Despite his apparent disdain for the species (describing the northern white rhino as “incredibly stupid in character”), the author regards the prospect of its extinction as a cause for concern.
Chapman berates the “barbarous and dishonouring record” that saw the rapid disappearance of a species previously “so abundant over the whole sub-continent that some [pioneers] seem to have shot them wholesale, as we go out to shoot rabbits.”
The fate of the northern white rhino still hangs in the balance, but Chapman would hopefully be a little mollified to know that the organisation he belonged to in its early days continues to play a key role in the survival of the subspecies.
Interest in conservation issues beyond Africa, the cradle of the Society’s origin, is scattered throughout the volumes published in this decade.
Graham Renshaw’s article on the extinct Réunion starling, in the 1922 volume, tells the story of a species that, like the white rhino, had been abundant in the not too distant past. The starling, native to the island of Réunion in the Indian Ocean, also apparently shared a similar trait with the white rhino, being described as “so stupid that it could easily be knocked down with a stick.”
Renshaw’s article opens with a statement about the uniqueness of island species, and the frequency with which these species go extinct.
This issue – of the extirpation of island endemics – remains the focus of much conservation work. In the case of the Réunion starling the cause of their extinction was, as Renshaw put it, “an ornithological mystery,” although he suspected that competition with an introduced species (myna birds) or overharvesting may have played a role.
Apportioning blame to the myna sounds plausible: this species is one of only three bird species to have made it onto the list of the 100 most invasive species, as drawn up by the Global Invasive Species Database.
In other instances, the reasons for the decline in island endemics are known before they go extinct, providing conservationists with the opportunity to intervene before it is too late.
Oryx (as FFI’s journal is known today) is one channel used by researchers to publicise their findings regarding species endemic to islands, often in the hope of supporting the work of practitioners to protect such species. Thus in 1991, a paper in Oryx raised the alarm about West Indian racers in the Western Antilles.
One of these snakes, the Critically Endangered Antiguan racer, became the focus of an FFI conservation project.

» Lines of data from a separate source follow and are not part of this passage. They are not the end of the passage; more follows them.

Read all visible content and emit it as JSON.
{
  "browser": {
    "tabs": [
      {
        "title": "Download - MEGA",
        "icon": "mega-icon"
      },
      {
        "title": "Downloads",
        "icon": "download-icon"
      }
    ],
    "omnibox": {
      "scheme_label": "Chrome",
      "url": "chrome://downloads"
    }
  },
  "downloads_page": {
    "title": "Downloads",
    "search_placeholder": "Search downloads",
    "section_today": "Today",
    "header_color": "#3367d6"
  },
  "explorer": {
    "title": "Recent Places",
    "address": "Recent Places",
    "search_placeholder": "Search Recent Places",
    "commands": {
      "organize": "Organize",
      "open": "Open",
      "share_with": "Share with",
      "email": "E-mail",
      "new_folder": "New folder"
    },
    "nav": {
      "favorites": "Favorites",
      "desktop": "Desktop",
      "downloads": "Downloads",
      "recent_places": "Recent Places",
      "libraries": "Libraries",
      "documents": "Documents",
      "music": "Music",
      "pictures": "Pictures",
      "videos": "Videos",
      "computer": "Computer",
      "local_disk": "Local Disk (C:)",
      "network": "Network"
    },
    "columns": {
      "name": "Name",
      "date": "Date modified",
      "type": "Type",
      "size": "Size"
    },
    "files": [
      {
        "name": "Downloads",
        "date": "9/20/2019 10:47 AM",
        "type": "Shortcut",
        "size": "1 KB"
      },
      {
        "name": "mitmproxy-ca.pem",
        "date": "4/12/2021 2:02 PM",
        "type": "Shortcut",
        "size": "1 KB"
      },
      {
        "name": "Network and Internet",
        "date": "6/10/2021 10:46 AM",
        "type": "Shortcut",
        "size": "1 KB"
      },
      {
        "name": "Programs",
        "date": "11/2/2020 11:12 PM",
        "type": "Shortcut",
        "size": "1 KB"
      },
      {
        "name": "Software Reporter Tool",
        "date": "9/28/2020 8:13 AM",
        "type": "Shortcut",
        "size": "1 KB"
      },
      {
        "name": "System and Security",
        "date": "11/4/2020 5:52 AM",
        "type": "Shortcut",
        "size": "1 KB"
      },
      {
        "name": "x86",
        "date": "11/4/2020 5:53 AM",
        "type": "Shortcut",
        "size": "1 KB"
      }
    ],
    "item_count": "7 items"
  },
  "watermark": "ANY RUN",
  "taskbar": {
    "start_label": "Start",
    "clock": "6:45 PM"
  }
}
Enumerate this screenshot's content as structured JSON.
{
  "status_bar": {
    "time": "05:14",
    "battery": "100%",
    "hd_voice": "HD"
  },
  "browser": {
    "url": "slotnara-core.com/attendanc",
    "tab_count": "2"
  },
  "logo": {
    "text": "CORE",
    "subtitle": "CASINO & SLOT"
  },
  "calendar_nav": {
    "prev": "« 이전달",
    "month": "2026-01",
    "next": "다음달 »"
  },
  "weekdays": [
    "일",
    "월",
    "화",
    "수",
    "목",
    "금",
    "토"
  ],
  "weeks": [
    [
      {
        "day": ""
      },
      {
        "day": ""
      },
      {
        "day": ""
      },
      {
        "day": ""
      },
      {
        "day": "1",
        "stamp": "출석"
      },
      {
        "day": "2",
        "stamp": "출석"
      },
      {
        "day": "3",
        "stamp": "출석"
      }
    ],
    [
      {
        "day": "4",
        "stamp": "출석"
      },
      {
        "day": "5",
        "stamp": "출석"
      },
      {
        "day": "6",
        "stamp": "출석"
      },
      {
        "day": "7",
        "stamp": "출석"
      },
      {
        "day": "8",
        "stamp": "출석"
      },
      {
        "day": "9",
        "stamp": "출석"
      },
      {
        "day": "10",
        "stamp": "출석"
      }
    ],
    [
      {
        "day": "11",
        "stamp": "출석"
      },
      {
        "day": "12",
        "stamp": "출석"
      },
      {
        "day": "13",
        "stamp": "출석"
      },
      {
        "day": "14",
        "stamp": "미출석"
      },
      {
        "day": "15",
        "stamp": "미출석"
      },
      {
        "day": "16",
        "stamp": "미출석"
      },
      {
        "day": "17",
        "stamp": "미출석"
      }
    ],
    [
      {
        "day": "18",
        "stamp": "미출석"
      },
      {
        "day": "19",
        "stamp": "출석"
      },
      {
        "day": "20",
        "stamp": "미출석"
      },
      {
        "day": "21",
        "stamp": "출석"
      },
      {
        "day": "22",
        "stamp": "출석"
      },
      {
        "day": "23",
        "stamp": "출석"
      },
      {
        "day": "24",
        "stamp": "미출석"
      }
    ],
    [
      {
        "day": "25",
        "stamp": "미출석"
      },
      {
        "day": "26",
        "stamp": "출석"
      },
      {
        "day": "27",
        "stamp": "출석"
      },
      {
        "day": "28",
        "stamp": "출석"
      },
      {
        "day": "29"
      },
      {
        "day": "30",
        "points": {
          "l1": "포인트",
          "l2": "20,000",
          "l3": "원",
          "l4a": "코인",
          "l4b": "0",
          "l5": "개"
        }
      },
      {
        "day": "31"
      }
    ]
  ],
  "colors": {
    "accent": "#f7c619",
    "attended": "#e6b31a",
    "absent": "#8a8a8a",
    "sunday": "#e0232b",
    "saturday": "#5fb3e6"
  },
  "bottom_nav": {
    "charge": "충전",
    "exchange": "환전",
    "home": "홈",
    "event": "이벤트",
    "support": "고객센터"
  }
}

Thanks to the eradication of invasive rats and mongooses from the islands on which it occurs, the racer has avoided the fate of the Réunion starling, and today numbers nearly 900.
Part three in this series (1924-1933) will be published at the end of March 2013. To browse through all material relating to FFI’s 110th Anniversary, visit our dedicated page.